As a proof of principle, we proceeded to purify two zymogen proteases one expressed at 23 °C (AaSPVII-NL) and the other at 10 °C (AaLT-NL). With the observed possible auto-activation of the proteases, we wanted to ensure that halting and harvesting bacteria at an earlier time-point before the presence of the active species, would lead to successful purification and isolation of the inactive zymogen. This would be especially problematic for AaET, AaSPVI, and AaSPVII since auto-activation is observed (Fig. 4), but not problematic for AaLT since no auto-activation observed. We therefore, Nickel purified AaSPVII-NL (cells harvested at 5 h post-induction) and AaLT-NL (cells harvested at 48 h post-induction) to near homogeneity utilizing a modified three-step gradient approach to ensure separation of non-specific binding of proteins and our proteases of interest. The his6-tag was utilized in order to easily purify the proteases in one step, which as seen in Fig. 6, was achieved. Since the purification was done in the presence of DTT and cold (4 °C) buffer conditions, no auto-activation of the proteases was observed, even though the pH of the buffer was 7.2. Normally, this would be problematic since eukaryotic trypsins have been shown to auto-activate between pH 7 and 9 [30, 31]. Furthermore, to avoid any further auto-activation of the purified AaSPVII-NL and AaLT-NL zymogen proteases, buffer exchange dialysis into Sodium Acetate buffer pH 5.2 and protein concentration under these conditions did not lead to precipitation or loss of purified protease. More importantly, these conditions prevented auto-activation of the AaSPVII-NL zymogen protease. Work is currently underway to purify the other midgut zymogen proteases.
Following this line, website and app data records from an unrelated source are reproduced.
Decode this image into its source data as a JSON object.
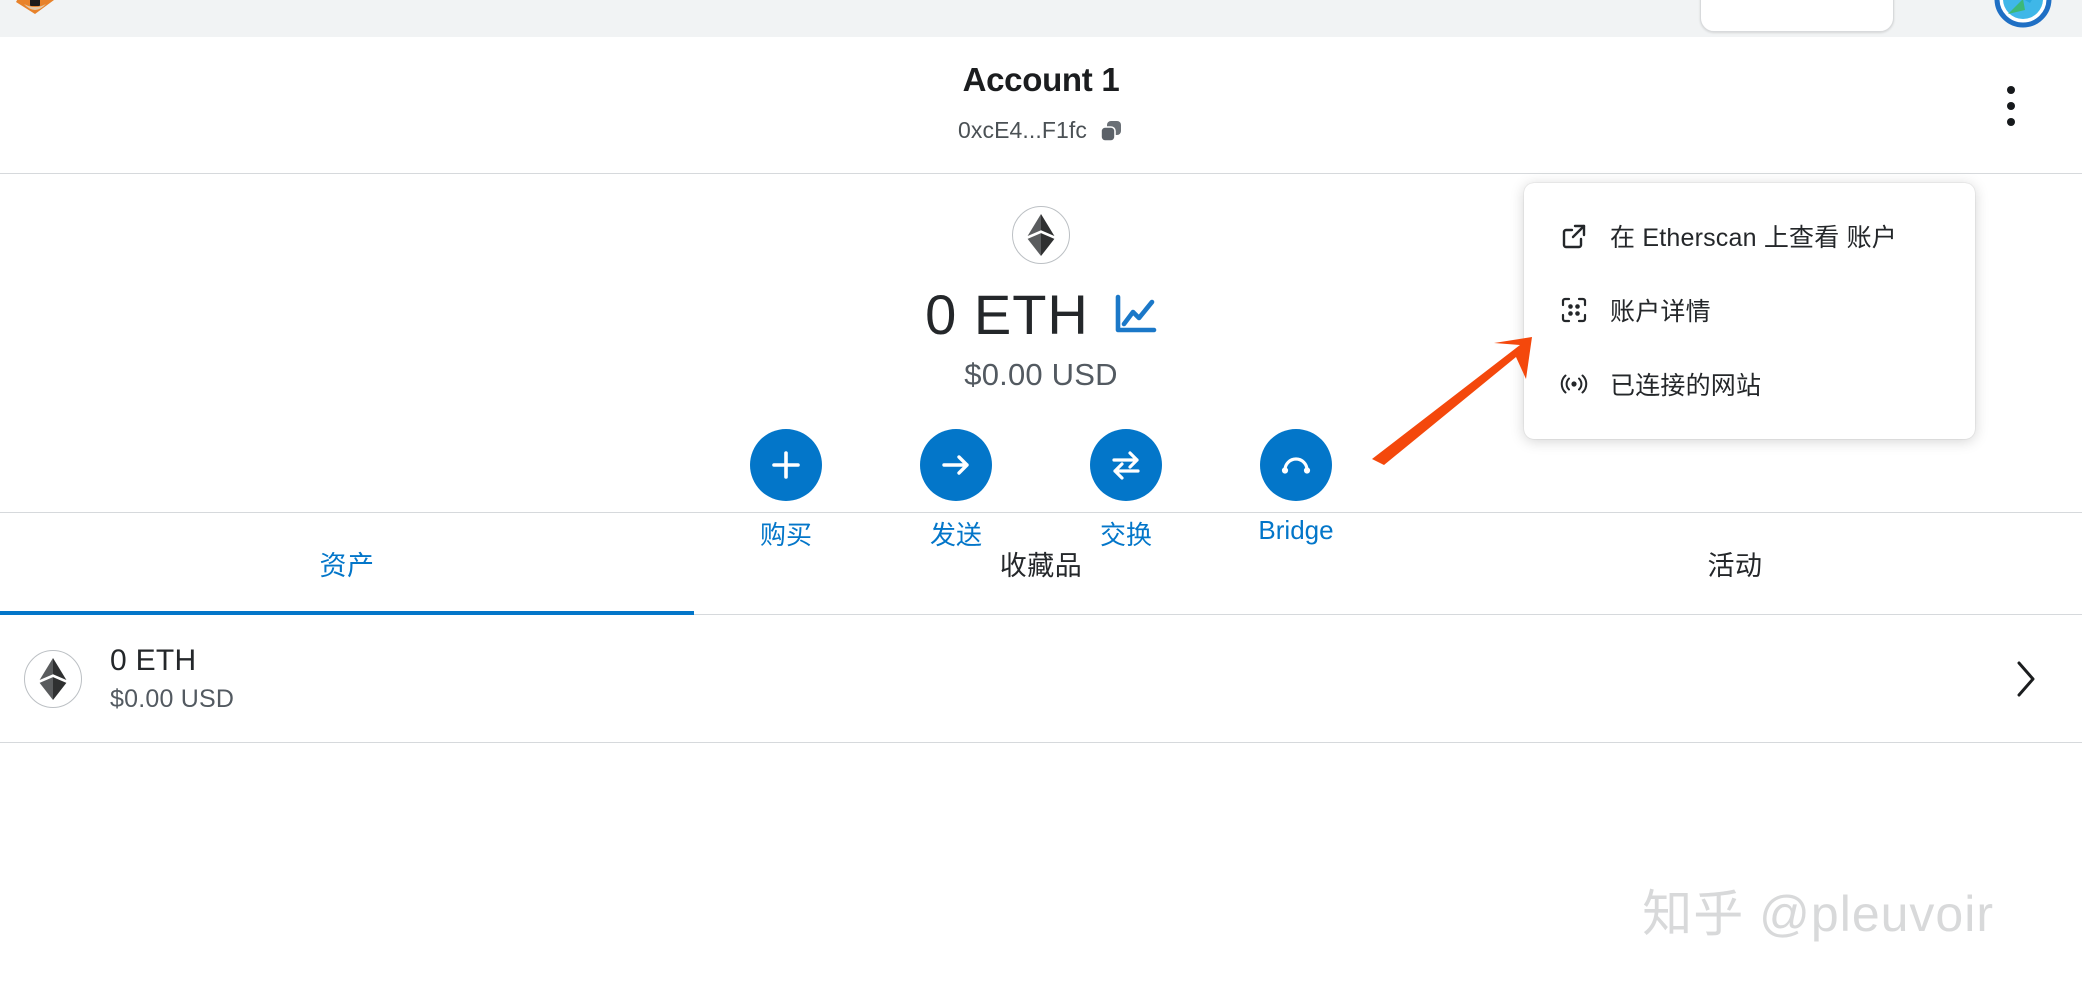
{
  "browser": {
    "firefox_icon": "firefox-icon",
    "safari_icon": "safari-compass-icon",
    "omnibox_value": ""
  },
  "colors": {
    "accent_blue": "#0376c9",
    "chart_blue": "#1b78c8",
    "annotation_orange": "#f4480c",
    "text_primary": "#24272a",
    "text_secondary": "#535a61",
    "border": "#d6d9dc"
  },
  "header": {
    "account_name": "Account 1",
    "address": "0xcE4...F1fc",
    "copy_icon": "copy-icon",
    "kebab_icon": "more-vertical-icon"
  },
  "account_menu": {
    "items": [
      {
        "label": "在 Etherscan 上查看 账户",
        "icon": "external-link-icon"
      },
      {
        "label": "账户详情",
        "icon": "qr-scan-icon"
      },
      {
        "label": "已连接的网站",
        "icon": "broadcast-icon"
      }
    ]
  },
  "balance": {
    "token_icon": "ethereum-icon",
    "amount": "0 ETH",
    "fiat": "$0.00 USD",
    "chart_icon": "line-chart-icon"
  },
  "actions": [
    {
      "label": "购买",
      "icon": "plus-icon"
    },
    {
      "label": "发送",
      "icon": "arrow-right-icon"
    },
    {
      "label": "交换",
      "icon": "swap-icon"
    },
    {
      "label": "Bridge",
      "icon": "bridge-arc-icon"
    }
  ],
  "tabs": [
    {
      "label": "资产",
      "active": true
    },
    {
      "label": "收藏品",
      "active": false
    },
    {
      "label": "活动",
      "active": false
    }
  ],
  "assets": [
    {
      "icon": "ethereum-icon",
      "amount": "0 ETH",
      "fiat": "$0.00 USD",
      "chevron": "chevron-right-icon"
    }
  ],
  "watermark": {
    "text": "知乎 @pleuvoir"
  },
  "annotation": {
    "type": "arrow",
    "points_to": "账户详情",
    "color": "#f4480c"
  }
}
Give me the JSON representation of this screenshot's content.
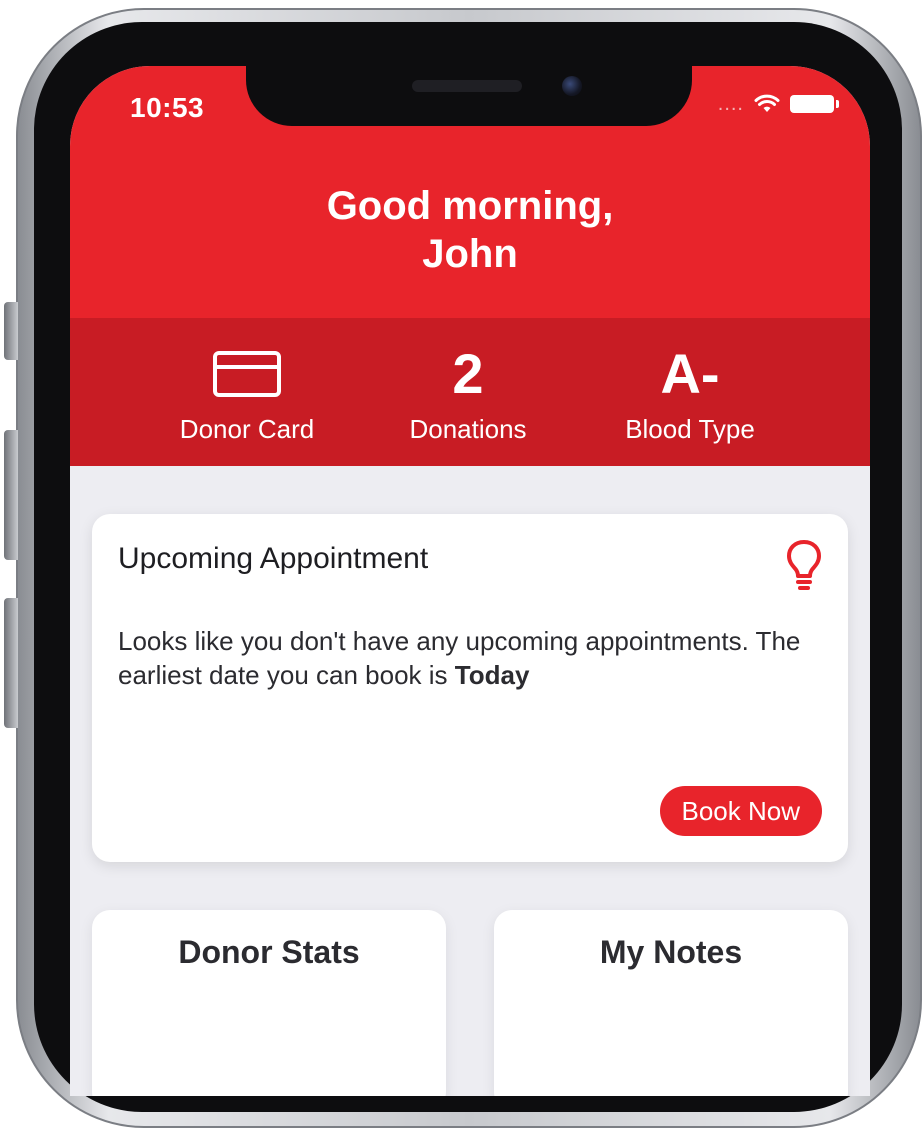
{
  "status_bar": {
    "time": "10:53",
    "signal": "....",
    "wifi_icon": "wifi-icon",
    "battery_icon": "battery-icon"
  },
  "header": {
    "greeting_line1": "Good morning,",
    "greeting_line2": "John",
    "background_color": "#e8242b"
  },
  "stats": {
    "donor_card": {
      "icon": "credit-card-icon",
      "label": "Donor Card"
    },
    "donations": {
      "value": "2",
      "label": "Donations"
    },
    "blood_type": {
      "value": "A-",
      "label": "Blood Type"
    },
    "background_color": "#c81c24"
  },
  "appointment": {
    "title": "Upcoming Appointment",
    "icon": "lightbulb-icon",
    "message": "Looks like you don't have any upcoming appointments. The earliest date you can book is",
    "earliest_date": "Today",
    "button_label": "Book Now"
  },
  "tiles": [
    {
      "title": "Donor Stats"
    },
    {
      "title": "My Notes"
    }
  ],
  "colors": {
    "accent": "#e8242b",
    "content_background": "#ededf2"
  }
}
Once we have isolated and purified all proteases, we will be able to determine the mode of activation and compare the kinetic parameters between solubly expressed recombinant proteases and the isolated refolded proteases from .